Today’s modern communications make it so much easier to make connections with each other, for sharing fellowship and for preaching.
At a Bible Class evening in late March we had a successful internet link up with our brothers in Belgium, which meant that they could lead the evening from Europe, on screen.
After learning how narrowly Marcus avoided the recent tragic terrorist activities at Brussels airport, we watched a presentation from Steve about his adopted hometown of Mons in southern Belgium. It has a really interesting history starting with its earliest days as part of the Roman province of Gallia Belgica. In the 17th century it was at Mons that a new translation of the Bible was printed. Two Le Maistre brothers, associated with the monastery of Port-Royal, worked on translating the Latin Vulgate into the French language of their day; a New Testament was published in 1667 and the Old Testament appeared in several parts between 1672 and 1696. The project had to be defended against charges of Protestant bias by arguing that, like the Latin Vulgate in its day, the translation was necessary in order to enable ordinary people to understand the Bible. After printing, it was an immediate success; then, as now, people want to read and understand the Bible in a contemporary language which speaks directly to them.
Marcus then talked about Christadelphian preaching activities in Belgium in the 20th century and today. Traditional methods such as public talks, film shows, and the doorstep distribution of leaflets are now being replaced by internet preaching. Just as modern technology is allowing us to bring our Belgian church members closer to us in Newbury - in addition to this Bible Class evening via internet link up we regularly connect in the same way for Sunday morning meetings - we can now use the internet to help others to get to know the Bible. “We shouldn’t stay in the little cocoon of our armchair at home”, Marcus said.
He went on to stress that it is high time that more of us take up the task that Jesus has given us to preach the gospel. “The Christian community should become more active on the net, linking to each others websites and articles, bringing material to people in a language they can understand.” Our preaching needs to take the message to where people are, and increasingly that is now online, and it has to be in today’s language.

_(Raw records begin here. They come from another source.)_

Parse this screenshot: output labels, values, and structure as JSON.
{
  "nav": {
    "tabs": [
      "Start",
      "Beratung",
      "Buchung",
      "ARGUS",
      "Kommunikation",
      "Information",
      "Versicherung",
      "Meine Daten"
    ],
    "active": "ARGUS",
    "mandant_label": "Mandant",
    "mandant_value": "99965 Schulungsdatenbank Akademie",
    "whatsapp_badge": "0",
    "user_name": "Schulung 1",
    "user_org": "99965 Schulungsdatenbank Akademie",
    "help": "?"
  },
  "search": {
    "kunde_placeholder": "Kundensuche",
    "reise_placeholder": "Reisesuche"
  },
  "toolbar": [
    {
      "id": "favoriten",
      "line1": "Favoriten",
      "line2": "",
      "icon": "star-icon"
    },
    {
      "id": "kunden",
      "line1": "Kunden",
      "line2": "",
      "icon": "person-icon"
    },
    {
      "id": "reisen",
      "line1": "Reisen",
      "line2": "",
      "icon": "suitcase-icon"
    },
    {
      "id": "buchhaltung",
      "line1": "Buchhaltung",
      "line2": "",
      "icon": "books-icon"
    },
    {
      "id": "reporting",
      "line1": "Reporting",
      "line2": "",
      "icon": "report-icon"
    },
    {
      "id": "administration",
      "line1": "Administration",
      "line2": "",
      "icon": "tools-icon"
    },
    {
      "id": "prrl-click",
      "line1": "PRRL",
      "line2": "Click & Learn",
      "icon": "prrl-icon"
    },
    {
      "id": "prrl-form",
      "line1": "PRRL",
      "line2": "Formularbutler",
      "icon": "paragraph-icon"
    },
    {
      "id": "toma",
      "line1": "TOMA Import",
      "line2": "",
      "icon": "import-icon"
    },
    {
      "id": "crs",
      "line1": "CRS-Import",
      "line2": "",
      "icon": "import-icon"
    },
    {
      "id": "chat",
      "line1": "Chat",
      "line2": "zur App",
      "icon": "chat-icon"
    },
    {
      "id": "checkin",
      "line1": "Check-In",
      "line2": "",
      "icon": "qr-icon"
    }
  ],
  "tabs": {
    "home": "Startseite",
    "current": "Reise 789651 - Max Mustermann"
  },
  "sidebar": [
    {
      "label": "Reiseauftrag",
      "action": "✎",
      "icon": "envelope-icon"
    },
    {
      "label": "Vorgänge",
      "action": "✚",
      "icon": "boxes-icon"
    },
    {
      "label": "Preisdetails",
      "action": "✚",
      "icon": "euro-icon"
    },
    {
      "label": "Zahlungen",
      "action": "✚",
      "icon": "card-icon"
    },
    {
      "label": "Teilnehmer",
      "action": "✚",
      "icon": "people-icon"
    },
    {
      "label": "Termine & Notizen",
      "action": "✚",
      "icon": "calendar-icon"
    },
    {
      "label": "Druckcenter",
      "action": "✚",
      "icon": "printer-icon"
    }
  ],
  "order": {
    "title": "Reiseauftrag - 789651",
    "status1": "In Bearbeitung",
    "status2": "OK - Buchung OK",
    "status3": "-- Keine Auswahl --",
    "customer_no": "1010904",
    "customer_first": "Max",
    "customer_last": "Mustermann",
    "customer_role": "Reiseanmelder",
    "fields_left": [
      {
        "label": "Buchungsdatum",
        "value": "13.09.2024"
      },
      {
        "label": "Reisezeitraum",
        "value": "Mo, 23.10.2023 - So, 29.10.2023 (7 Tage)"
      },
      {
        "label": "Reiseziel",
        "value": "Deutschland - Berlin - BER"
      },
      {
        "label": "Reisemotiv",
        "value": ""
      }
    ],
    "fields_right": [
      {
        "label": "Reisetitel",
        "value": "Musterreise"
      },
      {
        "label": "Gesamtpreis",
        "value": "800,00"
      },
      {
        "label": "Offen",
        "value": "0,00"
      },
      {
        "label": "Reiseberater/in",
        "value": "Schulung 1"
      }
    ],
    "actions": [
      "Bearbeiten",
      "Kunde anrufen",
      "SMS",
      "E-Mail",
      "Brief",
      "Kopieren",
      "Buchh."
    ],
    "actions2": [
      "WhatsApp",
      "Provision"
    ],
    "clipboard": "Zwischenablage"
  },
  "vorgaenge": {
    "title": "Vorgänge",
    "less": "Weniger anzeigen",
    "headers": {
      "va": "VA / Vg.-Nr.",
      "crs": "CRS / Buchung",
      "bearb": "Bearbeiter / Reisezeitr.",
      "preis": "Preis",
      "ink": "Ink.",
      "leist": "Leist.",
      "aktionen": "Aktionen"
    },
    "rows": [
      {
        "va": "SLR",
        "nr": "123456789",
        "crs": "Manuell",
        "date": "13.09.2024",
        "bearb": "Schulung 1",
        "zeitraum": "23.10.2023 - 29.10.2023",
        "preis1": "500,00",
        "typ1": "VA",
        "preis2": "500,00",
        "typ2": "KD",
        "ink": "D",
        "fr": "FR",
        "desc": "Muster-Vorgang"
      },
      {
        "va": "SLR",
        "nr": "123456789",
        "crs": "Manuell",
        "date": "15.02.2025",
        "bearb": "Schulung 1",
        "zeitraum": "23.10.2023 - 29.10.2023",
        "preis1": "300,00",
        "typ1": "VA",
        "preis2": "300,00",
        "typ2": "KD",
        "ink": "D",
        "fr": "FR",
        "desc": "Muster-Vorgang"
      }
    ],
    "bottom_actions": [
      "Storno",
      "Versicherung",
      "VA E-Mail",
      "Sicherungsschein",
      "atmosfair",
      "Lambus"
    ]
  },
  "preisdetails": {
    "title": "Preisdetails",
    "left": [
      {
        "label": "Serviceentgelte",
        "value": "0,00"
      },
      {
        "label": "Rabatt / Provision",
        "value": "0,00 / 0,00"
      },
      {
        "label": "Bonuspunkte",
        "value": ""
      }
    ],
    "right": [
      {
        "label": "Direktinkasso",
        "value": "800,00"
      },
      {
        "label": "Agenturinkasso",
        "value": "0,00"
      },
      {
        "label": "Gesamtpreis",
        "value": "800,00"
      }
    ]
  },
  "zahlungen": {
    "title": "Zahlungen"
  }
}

The 17th century Le Maistre brothers would probably agree!
Here's an example of websites which Marcus presents.
Image credit: Flickr.